#### Task data:

####################

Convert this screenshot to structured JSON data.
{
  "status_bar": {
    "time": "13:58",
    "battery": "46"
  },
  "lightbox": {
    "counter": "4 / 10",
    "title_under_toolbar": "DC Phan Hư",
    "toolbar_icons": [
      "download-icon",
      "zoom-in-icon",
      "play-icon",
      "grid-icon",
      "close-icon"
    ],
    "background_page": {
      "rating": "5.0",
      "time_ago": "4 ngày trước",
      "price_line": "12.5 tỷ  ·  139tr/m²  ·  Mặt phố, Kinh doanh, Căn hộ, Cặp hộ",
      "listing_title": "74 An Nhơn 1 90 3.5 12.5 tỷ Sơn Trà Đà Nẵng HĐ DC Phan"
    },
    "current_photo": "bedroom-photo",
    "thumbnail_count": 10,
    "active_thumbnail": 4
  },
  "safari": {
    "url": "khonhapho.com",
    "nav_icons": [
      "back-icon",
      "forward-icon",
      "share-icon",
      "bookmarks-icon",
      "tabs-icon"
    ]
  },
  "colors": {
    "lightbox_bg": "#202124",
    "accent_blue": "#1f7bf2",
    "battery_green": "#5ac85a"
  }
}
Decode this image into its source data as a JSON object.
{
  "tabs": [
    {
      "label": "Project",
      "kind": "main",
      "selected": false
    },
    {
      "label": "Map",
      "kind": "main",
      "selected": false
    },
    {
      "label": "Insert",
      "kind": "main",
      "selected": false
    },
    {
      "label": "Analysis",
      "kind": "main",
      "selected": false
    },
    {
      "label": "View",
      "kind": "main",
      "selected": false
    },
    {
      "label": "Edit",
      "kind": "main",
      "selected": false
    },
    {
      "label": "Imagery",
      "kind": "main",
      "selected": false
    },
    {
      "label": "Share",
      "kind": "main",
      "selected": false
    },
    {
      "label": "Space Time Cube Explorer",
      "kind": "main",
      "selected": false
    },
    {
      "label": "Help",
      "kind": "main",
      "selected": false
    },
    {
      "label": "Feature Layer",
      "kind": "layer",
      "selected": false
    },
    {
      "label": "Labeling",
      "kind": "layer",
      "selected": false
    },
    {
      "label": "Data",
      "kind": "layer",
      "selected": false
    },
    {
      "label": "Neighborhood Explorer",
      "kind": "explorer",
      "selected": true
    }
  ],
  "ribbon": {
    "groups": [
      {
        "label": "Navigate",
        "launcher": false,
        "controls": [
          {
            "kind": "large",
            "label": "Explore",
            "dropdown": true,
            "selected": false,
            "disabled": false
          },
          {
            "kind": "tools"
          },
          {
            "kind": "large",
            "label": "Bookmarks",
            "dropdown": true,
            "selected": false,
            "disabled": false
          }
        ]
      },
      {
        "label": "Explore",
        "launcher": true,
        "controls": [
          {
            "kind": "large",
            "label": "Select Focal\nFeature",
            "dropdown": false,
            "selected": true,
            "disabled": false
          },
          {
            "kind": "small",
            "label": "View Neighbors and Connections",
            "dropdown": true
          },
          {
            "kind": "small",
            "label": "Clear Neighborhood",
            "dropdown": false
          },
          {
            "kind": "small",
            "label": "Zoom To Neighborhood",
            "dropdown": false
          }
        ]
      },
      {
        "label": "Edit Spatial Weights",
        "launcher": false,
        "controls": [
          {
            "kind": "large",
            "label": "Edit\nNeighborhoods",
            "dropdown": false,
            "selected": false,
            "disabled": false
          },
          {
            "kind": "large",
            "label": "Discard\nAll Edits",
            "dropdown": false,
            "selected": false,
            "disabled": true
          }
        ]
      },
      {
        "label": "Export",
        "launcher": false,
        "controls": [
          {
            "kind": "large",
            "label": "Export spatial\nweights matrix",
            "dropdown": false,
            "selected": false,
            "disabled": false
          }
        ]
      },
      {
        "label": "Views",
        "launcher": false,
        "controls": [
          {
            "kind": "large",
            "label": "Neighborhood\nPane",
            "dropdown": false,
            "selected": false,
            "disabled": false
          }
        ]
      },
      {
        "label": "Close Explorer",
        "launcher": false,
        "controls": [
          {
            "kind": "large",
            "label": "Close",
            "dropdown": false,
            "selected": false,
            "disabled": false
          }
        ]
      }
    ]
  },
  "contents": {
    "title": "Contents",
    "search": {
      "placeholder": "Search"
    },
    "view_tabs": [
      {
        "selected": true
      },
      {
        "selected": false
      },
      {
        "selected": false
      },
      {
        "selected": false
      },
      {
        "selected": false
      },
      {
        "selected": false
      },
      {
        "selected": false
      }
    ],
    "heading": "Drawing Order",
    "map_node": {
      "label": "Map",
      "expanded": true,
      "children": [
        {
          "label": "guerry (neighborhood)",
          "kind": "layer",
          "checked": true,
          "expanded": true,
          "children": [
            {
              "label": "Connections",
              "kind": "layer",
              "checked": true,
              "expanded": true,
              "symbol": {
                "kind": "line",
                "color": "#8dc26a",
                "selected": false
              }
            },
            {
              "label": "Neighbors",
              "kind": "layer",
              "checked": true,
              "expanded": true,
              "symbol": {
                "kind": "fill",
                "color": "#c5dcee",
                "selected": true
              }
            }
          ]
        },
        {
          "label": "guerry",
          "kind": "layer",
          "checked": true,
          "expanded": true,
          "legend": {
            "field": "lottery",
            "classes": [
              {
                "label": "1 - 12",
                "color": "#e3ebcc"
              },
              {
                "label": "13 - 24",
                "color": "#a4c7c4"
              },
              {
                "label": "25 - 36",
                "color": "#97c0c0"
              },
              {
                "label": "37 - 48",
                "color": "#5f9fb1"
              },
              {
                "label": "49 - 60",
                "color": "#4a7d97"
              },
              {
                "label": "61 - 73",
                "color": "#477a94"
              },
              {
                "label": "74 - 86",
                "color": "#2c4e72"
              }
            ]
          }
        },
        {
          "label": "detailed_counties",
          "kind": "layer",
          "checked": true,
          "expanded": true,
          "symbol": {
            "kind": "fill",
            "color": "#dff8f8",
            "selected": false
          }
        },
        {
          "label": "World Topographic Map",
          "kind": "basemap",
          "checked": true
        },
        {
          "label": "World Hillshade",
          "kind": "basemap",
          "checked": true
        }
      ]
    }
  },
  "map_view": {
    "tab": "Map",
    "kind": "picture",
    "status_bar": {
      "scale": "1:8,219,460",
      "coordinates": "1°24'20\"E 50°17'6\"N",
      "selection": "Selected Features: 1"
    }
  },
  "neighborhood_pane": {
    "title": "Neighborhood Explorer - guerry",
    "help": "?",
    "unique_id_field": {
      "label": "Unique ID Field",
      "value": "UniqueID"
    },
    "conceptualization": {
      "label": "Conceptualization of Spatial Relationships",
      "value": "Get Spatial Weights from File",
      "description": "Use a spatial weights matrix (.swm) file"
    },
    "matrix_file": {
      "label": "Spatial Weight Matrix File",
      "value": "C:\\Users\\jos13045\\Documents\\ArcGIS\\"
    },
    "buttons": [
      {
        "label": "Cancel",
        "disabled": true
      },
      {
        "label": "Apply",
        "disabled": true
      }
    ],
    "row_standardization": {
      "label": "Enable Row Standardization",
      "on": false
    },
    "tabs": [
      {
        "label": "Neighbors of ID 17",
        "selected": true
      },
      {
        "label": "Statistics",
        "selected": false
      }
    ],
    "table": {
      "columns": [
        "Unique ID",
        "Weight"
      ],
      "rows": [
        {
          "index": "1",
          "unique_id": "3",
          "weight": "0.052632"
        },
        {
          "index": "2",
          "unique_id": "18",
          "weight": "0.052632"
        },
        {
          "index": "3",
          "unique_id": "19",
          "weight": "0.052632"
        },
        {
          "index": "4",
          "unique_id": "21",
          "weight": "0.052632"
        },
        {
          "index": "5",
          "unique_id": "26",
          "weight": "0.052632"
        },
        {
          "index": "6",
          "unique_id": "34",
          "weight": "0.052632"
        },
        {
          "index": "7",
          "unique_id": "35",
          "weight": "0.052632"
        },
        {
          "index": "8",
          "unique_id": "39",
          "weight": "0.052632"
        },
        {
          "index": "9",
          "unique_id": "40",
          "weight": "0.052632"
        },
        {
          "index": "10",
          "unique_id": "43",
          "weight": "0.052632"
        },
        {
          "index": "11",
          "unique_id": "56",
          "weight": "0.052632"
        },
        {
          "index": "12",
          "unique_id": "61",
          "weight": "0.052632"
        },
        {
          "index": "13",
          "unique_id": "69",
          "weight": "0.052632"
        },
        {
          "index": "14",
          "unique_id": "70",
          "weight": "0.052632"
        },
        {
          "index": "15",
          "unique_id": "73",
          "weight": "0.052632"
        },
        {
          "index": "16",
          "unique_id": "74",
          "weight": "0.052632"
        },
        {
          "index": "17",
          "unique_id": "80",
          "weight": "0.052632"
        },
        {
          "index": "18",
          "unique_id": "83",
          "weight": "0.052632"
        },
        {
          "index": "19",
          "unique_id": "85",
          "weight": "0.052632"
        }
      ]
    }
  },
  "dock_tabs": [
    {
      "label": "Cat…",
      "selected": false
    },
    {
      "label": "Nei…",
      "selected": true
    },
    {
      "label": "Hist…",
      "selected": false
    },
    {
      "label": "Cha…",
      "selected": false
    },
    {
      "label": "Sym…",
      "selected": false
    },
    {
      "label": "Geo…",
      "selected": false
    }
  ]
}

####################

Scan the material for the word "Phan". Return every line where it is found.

    "title_under_toolbar": "DC Phan Hư",
      "listing_title": "74 An Nhơn 1 90 3.5 12.5 tỷ Sơn Trà Đà Nẵng HĐ DC Phan"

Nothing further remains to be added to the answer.